This Is Why You Should Avoid Citrus If You Have Sensitive Teeth

Sensitive teeth is a difficult issue to get through and one that doesn't go away on its own. If you've been told to avoid certain foods and drinks and don't know why, this simple guide will help to explain why you should avoid citrus.

When Enamel Is Thin

When the enamel on your teeth is thin, the nerves are closer to the surface. This means that they can readily feel things that come into contact with them.

At this stage, citrus can cause more pain than anything else does. This is because citrus temporarily softens tooth enamel, making what little there is even more vulnerable to damage. This can result in more pain but also speed up the thinning of your enamel, which can lead to even more problems down the road.

When Enamel Is Absent

Sensitive teeth are typically sensitive because they're losing tooth enamel. This is a normal process that people go through as they age, but if you lose an abnormal amount of it, it can make your teeth sensitive and painful.

As your teeth go longer and longer without treatment, the little enamel that was protecting them will dissipate to almost nothing. At this point, citrus becomes extremely painful.

Anything coming into contact with your teeth will likely hurt at this stage, as the nerves are nearly on the surface and there's no hard layer protecting the softer layers of the teeth anymore. However, citrus is unique because it's acidic and wears away at tissue. Ever noticed how often citrus is used to marinate and tenderize meat? Imagine it tearing away at the inner soft tissues of your teeth. No wonder it hurts.

What to Do

You'll need to take steps to protect your teeth. Immediately cut citrus out of your diet for best results.

While you're in pain, you can try using a sensitive toothpaste to help reduce the discomfort you're feeling.
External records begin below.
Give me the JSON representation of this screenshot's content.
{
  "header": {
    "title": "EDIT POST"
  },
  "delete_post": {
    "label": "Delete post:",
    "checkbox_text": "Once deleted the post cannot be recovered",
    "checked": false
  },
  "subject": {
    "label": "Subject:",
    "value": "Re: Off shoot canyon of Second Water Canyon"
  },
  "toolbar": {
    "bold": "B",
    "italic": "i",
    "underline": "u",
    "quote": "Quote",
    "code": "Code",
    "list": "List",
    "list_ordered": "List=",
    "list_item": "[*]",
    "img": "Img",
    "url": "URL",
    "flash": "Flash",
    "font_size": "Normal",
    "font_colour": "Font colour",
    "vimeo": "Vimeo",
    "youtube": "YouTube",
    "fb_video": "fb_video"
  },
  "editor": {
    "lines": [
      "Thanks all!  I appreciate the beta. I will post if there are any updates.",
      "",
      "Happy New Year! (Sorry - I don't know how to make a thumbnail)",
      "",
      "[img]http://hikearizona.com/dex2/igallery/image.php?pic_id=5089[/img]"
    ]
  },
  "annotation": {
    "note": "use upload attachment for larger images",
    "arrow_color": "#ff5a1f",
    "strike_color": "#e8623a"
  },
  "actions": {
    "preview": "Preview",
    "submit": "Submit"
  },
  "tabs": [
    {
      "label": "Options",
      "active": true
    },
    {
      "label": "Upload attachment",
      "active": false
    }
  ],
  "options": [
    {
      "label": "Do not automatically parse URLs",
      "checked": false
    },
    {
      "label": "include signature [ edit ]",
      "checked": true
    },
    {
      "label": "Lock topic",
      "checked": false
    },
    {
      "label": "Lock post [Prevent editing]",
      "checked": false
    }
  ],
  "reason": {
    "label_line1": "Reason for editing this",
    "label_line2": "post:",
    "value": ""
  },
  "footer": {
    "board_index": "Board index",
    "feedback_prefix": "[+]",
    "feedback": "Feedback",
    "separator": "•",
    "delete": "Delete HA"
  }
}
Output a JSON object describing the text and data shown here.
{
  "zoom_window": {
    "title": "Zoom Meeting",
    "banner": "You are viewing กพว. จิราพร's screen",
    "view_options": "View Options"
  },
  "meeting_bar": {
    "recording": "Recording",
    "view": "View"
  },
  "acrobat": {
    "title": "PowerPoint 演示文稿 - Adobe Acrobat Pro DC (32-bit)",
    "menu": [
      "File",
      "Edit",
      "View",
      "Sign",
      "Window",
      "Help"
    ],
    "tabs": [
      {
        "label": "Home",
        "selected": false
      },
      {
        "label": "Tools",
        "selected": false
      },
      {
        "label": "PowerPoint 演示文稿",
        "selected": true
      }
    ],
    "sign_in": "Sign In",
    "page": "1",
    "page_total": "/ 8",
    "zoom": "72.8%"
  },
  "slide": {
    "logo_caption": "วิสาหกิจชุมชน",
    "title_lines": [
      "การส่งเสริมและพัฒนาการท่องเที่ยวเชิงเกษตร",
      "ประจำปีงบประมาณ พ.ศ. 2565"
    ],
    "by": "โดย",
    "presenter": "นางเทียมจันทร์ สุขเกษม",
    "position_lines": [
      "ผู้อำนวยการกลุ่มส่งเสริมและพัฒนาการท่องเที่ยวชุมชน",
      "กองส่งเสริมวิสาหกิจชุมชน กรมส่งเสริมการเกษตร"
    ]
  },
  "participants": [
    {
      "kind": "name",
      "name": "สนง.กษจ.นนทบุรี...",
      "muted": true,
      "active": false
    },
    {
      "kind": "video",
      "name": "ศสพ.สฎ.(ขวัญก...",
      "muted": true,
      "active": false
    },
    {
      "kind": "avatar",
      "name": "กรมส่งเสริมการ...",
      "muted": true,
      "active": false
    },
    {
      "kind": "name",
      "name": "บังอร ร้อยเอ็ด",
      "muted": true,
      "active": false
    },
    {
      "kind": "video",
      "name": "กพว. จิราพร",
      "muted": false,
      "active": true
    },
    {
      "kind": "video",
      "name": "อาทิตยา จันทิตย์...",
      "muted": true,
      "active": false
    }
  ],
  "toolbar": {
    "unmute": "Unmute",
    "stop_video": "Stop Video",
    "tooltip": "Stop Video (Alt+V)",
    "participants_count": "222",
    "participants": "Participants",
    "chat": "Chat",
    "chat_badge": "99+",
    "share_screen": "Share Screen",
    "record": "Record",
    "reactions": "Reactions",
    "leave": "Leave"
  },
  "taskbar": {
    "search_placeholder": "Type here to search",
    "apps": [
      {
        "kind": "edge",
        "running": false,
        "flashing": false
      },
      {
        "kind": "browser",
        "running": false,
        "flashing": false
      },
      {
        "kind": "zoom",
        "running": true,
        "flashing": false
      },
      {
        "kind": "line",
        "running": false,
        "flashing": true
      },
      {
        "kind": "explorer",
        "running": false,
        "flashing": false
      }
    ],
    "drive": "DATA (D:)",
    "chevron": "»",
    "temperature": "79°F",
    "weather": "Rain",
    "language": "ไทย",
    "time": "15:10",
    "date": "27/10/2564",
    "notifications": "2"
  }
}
This toothpaste helps to plug up the holes — they're like pores and naturally intended to be there — that allow your nerves to feel pain. It's not a replacement for your missing dental enamel, and it's not a cure, but it can help you to mitigate the discomfort in the short run.

In the long run, you'll need to visit a dental practice. There's no fix for damaged or lost tooth enamel other than to go to one. Rest assured that your treatment is unlikely to be painful — you're probably in more pain on a daily basis dealing with your sensitive teeth then you will be at the dentist's office.